In 2003, Jamyang asked himself a simple question, but one that most of us dare not ask, “Do they really deserve to change their life?”
The answer is obvious but necessitates action.
So Jamyang began to tackle the cloud of despair in Charan.
He began with shiny magazines full of happy people and photos of homes. He’d visit, drink tea and then pull out the magazine.
Of course, such an item is exciting so everyone crowded around and Jamyang would proclaim that they, too, could have a home and not just live under plastic.
He insisted that their children had every potential.
He explained that education was the key.
They thought he was insane.
The slum dwellers had never had anyone in their family educated and could not imagine they were able to have children who went to school.
It took a year of talking and encouragement and insisting they had the ability before three families agreed to allow three children to go to school.
Considering the hundreds of children in Charan, it was just a small victory.
But still, it was a victory and began breaking the cycle.
School acceptance was another challenge.
A school would agree to accept the children.
But when they arrived and it became evident they were slum dwellers, the school was suddenly full.
Finally, a kind-hearted principal agreed to accept the three children into her school on the condition that Jamyang take personal responsibility for them.
So Jamyang woke up at 5:30 a.m. every morning to walk the hour and a half to Charan (no buses at that time) and play mother, ensuring they were neat and washed and fed.
Often he had to do it himself.
Then he walked them to school and afterwards walked them home.
He found volunteers to help with homework.
The first 15 days were incredible.
Suddenly these kids were clean and neat, had shoes, bags and nice clothes for school.
Within days, five more parents asked for five more children to go to school.
After four months, problems developed.

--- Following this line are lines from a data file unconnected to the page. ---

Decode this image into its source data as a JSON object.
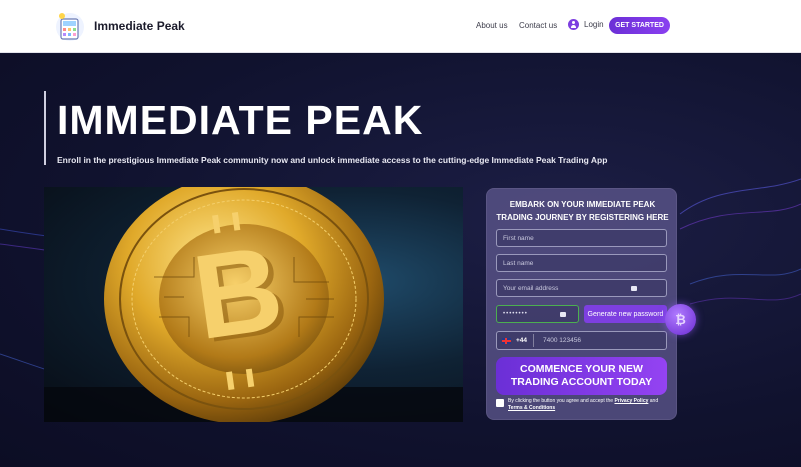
{
  "header": {
    "brand": "Immediate Peak",
    "nav": [
      {
        "label": "About us"
      },
      {
        "label": "Contact us"
      }
    ],
    "login_label": "Login",
    "cta_label": "GET STARTED"
  },
  "hero": {
    "title": "IMMEDIATE PEAK",
    "subtitle": "Enroll in the prestigious Immediate Peak community now and unlock immediate access to the cutting-edge Immediate Peak Trading App"
  },
  "form": {
    "title_line1": "EMBARK ON YOUR IMMEDIATE PEAK",
    "title_line2": "TRADING JOURNEY BY REGISTERING HERE",
    "first_name_placeholder": "First name",
    "last_name_placeholder": "Last name",
    "email_placeholder": "Your email address",
    "password_value": "••••••••",
    "generate_label": "Generate new password",
    "phone_code": "+44",
    "phone_placeholder": "7400 123456",
    "submit_line1": "COMMENCE YOUR NEW",
    "submit_line2": "TRADING ACCOUNT TODAY",
    "terms_prefix": "By clicking the button you agree and accept the",
    "privacy_label": "Privacy Policy",
    "terms_and": "and",
    "terms_label": "Terms & Conditions"
  },
  "colors": {
    "accent": "#7d3fe0",
    "background": "#10122e"
  },
  "icons": [
    "calculator-logo-icon",
    "user-icon",
    "bitcoin-coin-image",
    "bitcoin-orb-icon",
    "uk-flag-icon",
    "field-icon"
  ]
}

There were scabies outbreaks from the Charan kids and they hadn’t broken habits of stealing or of selling every valuable thing they’d been given for school.
The school sent a letter explaining that other parents were withdrawing their children due to disease and atmosphere.
Something needed to change.
Jamyang knew that if he failed the slum now, he would lose their trust, and them their hope.
So Jamyang gathered donations and opened a hostel for the eight kids to live in.
There was an immediate improvement.
Here he could ensure hygiene, nourishment and could begin to educate them in positive living such as not stealing or drinking.
With adequate material objects, they felt no need to sell their shoes or school clothing.
When the hostel kids visited Charan and their families (within easy walking distance), the positive changes were obvious for everyone to see.
These kids were healthy, clean, and beautiful, behaved well toward others, and had educated ideas.
Parents were proud of their children.
When conflicts erupted in the community near hostel children, they often played a role in peacemaking.
Within a year parents were clamoring to have their children accepted to the hostel.
Twelve more children were accepted, with the male-female ratio exactly equal.
Now the hostel is full, but parents are always asking for spots for their children.
Today the hostel children mix with the local community and more educated people, something unthinkable a couple years ago.
They are very respected in Charan.
The children have only been going to school for two to three years, yet these 20 children now rank top in all Dharamsala private schools.
In the state of Himachael Pradesh, five of the 20 are ranked in the first division.
The kids await exams, but scores suggest three of the kids will inevitably be ranked as having the top three grades in the entire state.
These 20 kids are dreaming big.
Though real change is occurring in Charan, there is still a long way to go.
Of more than 300 children, only a handful go to school.
Most families still can’t conceive of change and can’t afford to give up an income earner.
The students include the 20 hostel students and about 20 more who attend school and return to the slum at night.
Another initiative is tutorial school in the late afternoon so Charan students can have school support and working kids can get a little education.
Math, Hindi, English, art and environmental studies (science/socials) are taught.
And a local was hired as teacher.
Part two of three. The third will be published on Monday.